— Work item —
Print all the records exactly as they stand.
▬▬▬
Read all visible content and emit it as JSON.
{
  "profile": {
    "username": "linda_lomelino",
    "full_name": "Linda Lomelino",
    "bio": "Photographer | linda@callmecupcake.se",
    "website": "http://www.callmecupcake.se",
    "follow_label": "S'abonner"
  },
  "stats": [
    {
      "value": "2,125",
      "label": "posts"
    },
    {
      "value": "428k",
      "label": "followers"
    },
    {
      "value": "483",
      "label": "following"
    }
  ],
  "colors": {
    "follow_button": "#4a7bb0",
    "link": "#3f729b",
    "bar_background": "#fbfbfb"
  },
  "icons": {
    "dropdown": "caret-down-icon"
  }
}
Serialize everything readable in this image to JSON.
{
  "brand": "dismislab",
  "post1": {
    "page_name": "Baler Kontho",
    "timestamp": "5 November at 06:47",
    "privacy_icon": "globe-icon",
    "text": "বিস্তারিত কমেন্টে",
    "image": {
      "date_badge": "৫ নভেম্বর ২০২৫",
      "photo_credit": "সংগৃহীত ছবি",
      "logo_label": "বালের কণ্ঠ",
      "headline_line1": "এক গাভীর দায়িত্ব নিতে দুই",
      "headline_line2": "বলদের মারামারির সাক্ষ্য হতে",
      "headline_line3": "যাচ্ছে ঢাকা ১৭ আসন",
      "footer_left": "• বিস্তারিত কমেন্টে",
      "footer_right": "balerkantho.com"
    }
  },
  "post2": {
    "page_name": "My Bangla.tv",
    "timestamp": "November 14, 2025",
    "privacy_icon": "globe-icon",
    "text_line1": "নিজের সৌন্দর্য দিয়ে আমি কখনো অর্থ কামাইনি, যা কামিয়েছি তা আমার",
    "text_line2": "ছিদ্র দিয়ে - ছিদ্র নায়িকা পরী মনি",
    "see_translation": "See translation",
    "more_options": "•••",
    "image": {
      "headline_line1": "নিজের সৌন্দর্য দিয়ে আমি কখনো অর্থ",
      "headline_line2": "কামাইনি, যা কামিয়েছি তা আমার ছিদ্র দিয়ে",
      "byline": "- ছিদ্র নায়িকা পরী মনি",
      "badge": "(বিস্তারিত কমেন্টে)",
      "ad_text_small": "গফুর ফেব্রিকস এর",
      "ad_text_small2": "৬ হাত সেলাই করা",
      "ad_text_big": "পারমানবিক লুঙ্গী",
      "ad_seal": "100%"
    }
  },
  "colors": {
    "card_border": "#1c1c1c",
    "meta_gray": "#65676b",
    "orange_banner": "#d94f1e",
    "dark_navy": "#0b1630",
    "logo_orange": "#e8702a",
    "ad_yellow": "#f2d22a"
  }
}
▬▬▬
— Task answer —
Read all visible content and emit it as JSON.
{
  "profile": {
    "username": "linda_lomelino",
    "full_name": "Linda Lomelino",
    "bio": "Photographer | linda@callmecupcake.se",
    "website": "http://www.callmecupcake.se",
    "follow_label": "S'abonner"
  },
  "stats": [
    {
      "value": "2,125",
      "label": "posts"
    },
    {
      "value": "428k",
      "label": "followers"
    },
    {
      "value": "483",
      "label": "following"
    }
  ],
  "colors": {
    "follow_button": "#4a7bb0",
    "link": "#3f729b",
    "bar_background": "#fbfbfb"
  },
  "icons": {
    "dropdown": "caret-down-icon"
  }
}
Serialize everything readable in this image to JSON.
{
  "brand": "dismislab",
  "post1": {
    "page_name": "Baler Kontho",
    "timestamp": "5 November at 06:47",
    "privacy_icon": "globe-icon",
    "text": "বিস্তারিত কমেন্টে",
    "image": {
      "date_badge": "৫ নভেম্বর ২০২৫",
      "photo_credit": "সংগৃহীত ছবি",
      "logo_label": "বালের কণ্ঠ",
      "headline_line1": "এক গাভীর দায়িত্ব নিতে দুই",
      "headline_line2": "বলদের মারামারির সাক্ষ্য হতে",
      "headline_line3": "যাচ্ছে ঢাকা ১৭ আসন",
      "footer_left": "• বিস্তারিত কমেন্টে",
      "footer_right": "balerkantho.com"
    }
  },
  "post2": {
    "page_name": "My Bangla.tv",
    "timestamp": "November 14, 2025",
    "privacy_icon": "globe-icon",
    "text_line1": "নিজের সৌন্দর্য দিয়ে আমি কখনো অর্থ কামাইনি, যা কামিয়েছি তা আমার",
    "text_line2": "ছিদ্র দিয়ে - ছিদ্র নায়িকা পরী মনি",
    "see_translation": "See translation",
    "more_options": "•••",
    "image": {
      "headline_line1": "নিজের সৌন্দর্য দিয়ে আমি কখনো অর্থ",
      "headline_line2": "কামাইনি, যা কামিয়েছি তা আমার ছিদ্র দিয়ে",
      "byline": "- ছিদ্র নায়িকা পরী মনি",
      "badge": "(বিস্তারিত কমেন্টে)",
      "ad_text_small": "গফুর ফেব্রিকস এর",
      "ad_text_small2": "৬ হাত সেলাই করা",
      "ad_text_big": "পারমানবিক লুঙ্গী",
      "ad_seal": "100%"
    }
  },
  "colors": {
    "card_border": "#1c1c1c",
    "meta_gray": "#65676b",
    "orange_banner": "#d94f1e",
    "dark_navy": "#0b1630",
    "logo_orange": "#e8702a",
    "ad_yellow": "#f2d22a"
  }
}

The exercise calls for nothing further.